Following a three-year period of relative stability, U.S. gas prices reached their highest point in four years in May, with a gallon costing motorists an average of $2.90.
According to a new trend report from Edmunds, car shoppers aren’t letting these rising costs deter them from buying the cars they want – notably, trucks and SUVs.
“On the surface it may seem as though rising gas prices could be the catalyst to flip the market from SUVs back to passenger cars, like we saw in 2008,” said Jeremy Acevedo, Edmunds manager of industry analysis. “However, we’re in a much different climate than we were 10 years ago. The economic and market factors are so much stronger now that shoppers are likely to absorb these extra costs without changing their shopping habits immediately.”
Vehicle buyers aren’t likely to change their shopping habits when gas prices rise due to temporary issues such as natural disasters or short-term supply disruptions, especially when the rest of the economy is strong, the report finds.
Despite rising gas prices, 2018 shows major signs of economic strength across the board compared to 10 years ago: Unemployment is down to 4.1 percent compared to 7.2 percent; delinquency rates are down to 2.5 percent compared to 5.6 percent; and consumer confidence is at an all-time high of 99.7 compared to 60.1.
On top of that, vehicles are more fuel-efficient than ever – the average compact crossover SUV now gets 27 miles per gallon (mpg) combined compared to 24 mpg a decade ago.
However, when gas prices rise due to a combination of economic factors such as unemployment, loan delinquency and a reduction in consumer confidence, car shoppers start second-guessing putting a new SUV in the garage, according to the report.
The Edmunds report also concludes that incremental monthly costs associated with the gas-price spike are relatively minor.
“Shoppers tend to get tunnel vision when it comes to gas prices, but the reality is that today’s rising fuel costs shouldn’t put too big of a dent in consumer wallets,” Edmunds explained in a news release. “Assuming 1,000 miles driven per month, the owner of a vehicle that gets 25 mpg will see their monthly fuel costs rise by $20 per month for every 50-cent-per-gallon increase in gas prices. This means that driver is now paying about $120 per month for fuel, compared to $100 in January.”
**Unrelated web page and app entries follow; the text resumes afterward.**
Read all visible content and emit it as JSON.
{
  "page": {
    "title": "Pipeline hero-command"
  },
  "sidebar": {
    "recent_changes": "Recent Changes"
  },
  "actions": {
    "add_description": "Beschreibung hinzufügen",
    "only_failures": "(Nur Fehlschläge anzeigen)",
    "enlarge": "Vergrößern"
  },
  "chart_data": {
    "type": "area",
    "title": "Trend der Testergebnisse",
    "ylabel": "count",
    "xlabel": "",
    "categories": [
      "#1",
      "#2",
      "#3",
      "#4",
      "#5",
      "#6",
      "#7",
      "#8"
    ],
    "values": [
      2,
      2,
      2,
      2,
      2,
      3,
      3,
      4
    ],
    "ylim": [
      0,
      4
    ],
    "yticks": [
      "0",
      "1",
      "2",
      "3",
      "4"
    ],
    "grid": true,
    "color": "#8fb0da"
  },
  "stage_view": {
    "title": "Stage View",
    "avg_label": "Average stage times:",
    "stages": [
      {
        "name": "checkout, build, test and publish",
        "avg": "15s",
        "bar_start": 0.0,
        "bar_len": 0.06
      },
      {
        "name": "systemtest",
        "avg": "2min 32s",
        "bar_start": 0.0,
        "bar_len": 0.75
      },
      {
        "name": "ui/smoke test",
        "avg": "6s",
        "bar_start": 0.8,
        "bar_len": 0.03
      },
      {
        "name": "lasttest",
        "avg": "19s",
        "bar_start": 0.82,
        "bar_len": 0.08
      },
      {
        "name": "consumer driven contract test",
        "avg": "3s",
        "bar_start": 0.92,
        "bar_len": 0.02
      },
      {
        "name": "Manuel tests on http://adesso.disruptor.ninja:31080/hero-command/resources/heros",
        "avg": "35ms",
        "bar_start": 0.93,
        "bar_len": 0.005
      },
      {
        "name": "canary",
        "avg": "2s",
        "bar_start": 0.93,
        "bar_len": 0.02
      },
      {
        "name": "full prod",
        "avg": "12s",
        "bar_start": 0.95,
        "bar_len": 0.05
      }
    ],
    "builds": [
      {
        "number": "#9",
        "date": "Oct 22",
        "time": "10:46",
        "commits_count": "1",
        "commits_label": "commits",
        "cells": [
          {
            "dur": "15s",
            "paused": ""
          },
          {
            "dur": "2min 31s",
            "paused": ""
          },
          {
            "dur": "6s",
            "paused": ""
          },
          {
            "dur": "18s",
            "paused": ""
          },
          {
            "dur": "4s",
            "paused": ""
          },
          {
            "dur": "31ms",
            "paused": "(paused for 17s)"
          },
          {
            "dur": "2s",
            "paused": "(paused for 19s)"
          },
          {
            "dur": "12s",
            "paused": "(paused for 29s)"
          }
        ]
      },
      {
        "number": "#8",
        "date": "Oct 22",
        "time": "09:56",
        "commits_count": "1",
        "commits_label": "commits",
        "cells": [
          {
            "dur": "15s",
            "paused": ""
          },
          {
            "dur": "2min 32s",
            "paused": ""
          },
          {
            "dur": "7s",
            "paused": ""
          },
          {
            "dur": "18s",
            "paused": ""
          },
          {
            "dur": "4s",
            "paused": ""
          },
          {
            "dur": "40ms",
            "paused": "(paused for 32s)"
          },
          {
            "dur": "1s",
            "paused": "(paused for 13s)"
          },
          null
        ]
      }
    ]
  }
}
Rising gas prices will affect various regions of the country in different ways, but the owners in states that should be most concerned largely aren’t, and the owners who may not be as impacted are showing signs of anxiety, the Edmunds report finds.
According to Google Trends, residents of Midwest states – namely Indiana, Michigan and Ohio – are over-indexing on searches for “gas prices” compared to the rest of the country. In fact, these states had the second-lowest gas-price average in the nation at $2.80 per gallon in May, and do not have the highest concentration of trucks and SUVs on the road. Edmunds analysts attribute this to the fact that shoppers in the Midwest have more recently and more aggressively made the switch from passenger cars to trucks and SUVs, making them more sensitive to the higher cost of fueling these less-efficient vehicles. So far this year, 56 percent of vehicles sold in Michigan were SUVs, a jump of 49 percent compared to five years ago.
$4 Gas Is The Breaking Point
One of the more interesting conclusions in the Edmunds report is that shifts in consumer preferences start at $3.60 per gallon, but $4 is the breaking point.
Edmunds forecasts subtle shifts in consumer preferences would start to occur should gas prices rise to and stay around $3.60 for a sustained amount of time. While this increase wouldn’t be enough for buyers to abandon SUVs completely, they would show more interest in and likely prefer to purchase a more efficient option, make concessions in size for the sake of efficiency, or begin to consider green cars.
But once gas prices hit – and stay at – $4 per gallon, Edmunds experts say that will be the tipping point for car buyers to break their addiction to big vehicles and start moving toward passenger cars and alternative-fuel vehicles en masse.
“Acclimation to higher fuel prices and efficiency gains across the industry have helped reinforce shopper decisions to stick with relatively less fuel-efficient vehicles,” Acevedo said. “However, this complacency doesn’t mean that the SUV boom will last forever. While strides have been made in the last decade in SUV efficiency, this isn’t the only factor in consumer purchasing decisions. When gas is cheaper, compact SUVs are a perfect substitute for cars; but when gas is expensive, they are not. The good news is that prices aren’t expected to reach breaking-point territory anytime soon, so it appears the automakers’ bets on SUVs are safe ones – for now.”
To read the full report, visit the Edmunds Industry Center.